When speaking with other instrumentalists, they often agree that they can work on a specific technique without actually using their instrument. Pianists use air piano or finger tapping to improve flexibility and range of motion without touching a piano. For brass and woodwind, we can do this by just saying the sounds that we use when we tongue, for example tah-tah-tah-tah. If you can say it, you will be able to play it!

3) Variety Helps Us Learn Faster

Violinists often practice short bow strokes and long bow strokes. This helps them develop clarity and also consistency of sound. Those are things us brass or woodwind players also need. When aiming to improve tongue speed, do not just do it one way. Work on increasing the speed of staccato and legato tonguing and try swapping quickly from one to the other. This will also help you play more accurately when those styles are required in the music you are learning.

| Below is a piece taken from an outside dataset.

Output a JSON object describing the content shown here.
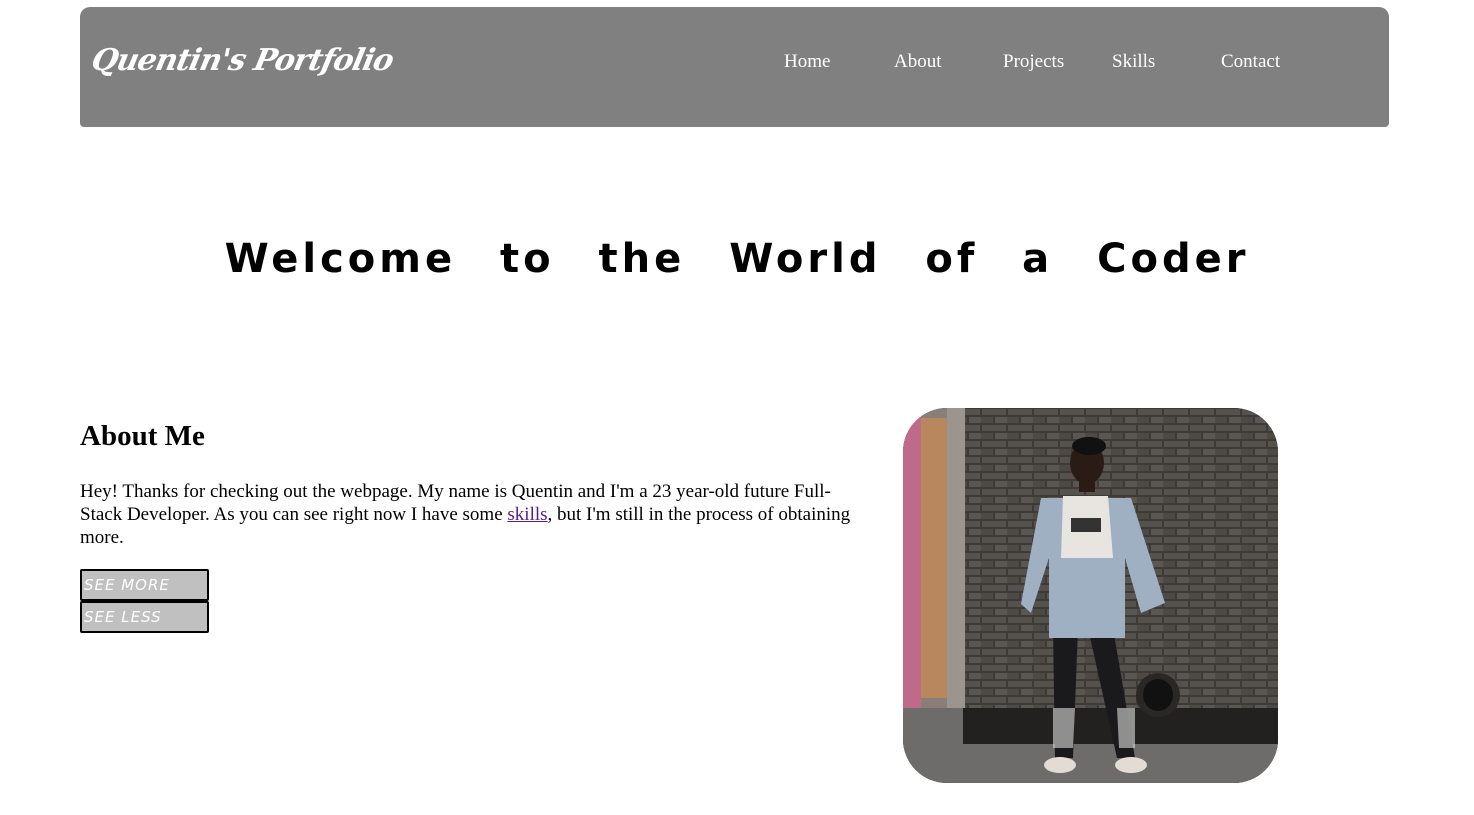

4) Metallica Style Down Picking

My guitar hero and one of my musical idols is James Hetfield from the band Metallica. He is known for his amazing down picking speed. Check out this video and you will see him in action.

Two things that guitarists do when trying to increase down picking speed is string skipping and short burst practice. String skipping is when you might play four down picked notes on one string, then another four on another string and so on. A guitarist can probably do four incredibly fast down picked notes, but probably cannot sustain that speed for many more notes unless they are well conditioned. For brass and woodwind this could look like these exercises below, which are extremely effective at helping you tongue faster.

String skipping = tonguing across intervals or arpeggios

Tongue speed

Short burst practice = tonguing very fast bursts with a rest after

Tongue speed

These exercises can be developed or adapted to suit you, but if you want a good lesson in speed, you cannot go wrong with learning from a guitarist who plays heavy metal! 🤘

5) The Paradiddle

A paradiddle is a funny name for a fundamental rudiment that is widely used in various drumming styles. It is a versatile pattern that helps improve hand coordination, control, and speed. The basic paradiddle consists of 4 strokes played in the sequence:

R - L - R - R or L - R - L - L (or this pattern of 8 strokes altogether)

Here's a breakdown of the basic paradiddle:

  1. Right-Hand Paradiddle:

  • R (right) - L (left) - R (right) - R (right)

  1. Left-Hand Paradiddle:

  • L (left) - R (right) - L (left) - L (left)

As a brass or woodwind player, using the paradiddle with your tongue is an absolute game changer and secret ingredient that will help you speed up your tongue. If we translate the pattern of 8 strokes above into double tongue for brass or woodwind it would look like this:

Ta - Ka - Ta - Ta - Ka - Ta - Ka - Ka

The right hand hit is being swapped for a Ta (sound with our tongue) and left hand hit swapped for a Ka. You could also think of it the other way around if you prefer. Either way, it is a pattern no brass or woodwind player would ever realistically need to use.

Due to this tongue pattern being incredibly awkward to do, it is one of those things that once you have worked on it for a session and you revert back to regular double tonguing (Ta, Ka, Ta, Ka), it will feel much easier, will flow better and will feel like you can go faster.

Good luck!

Thank you for reading, if you like it, please share with other musicians. ❤

You can also see blog posts shared on my Facebook Alchemy For Musicians page - Facebook

Mark Glover


245 views2 comments


Alex Mulama
Alex Mulama
Dec 30, 2023

Woow am trying it now and it does

Dec 31, 2023
Replying to

That is great news!

bottom of page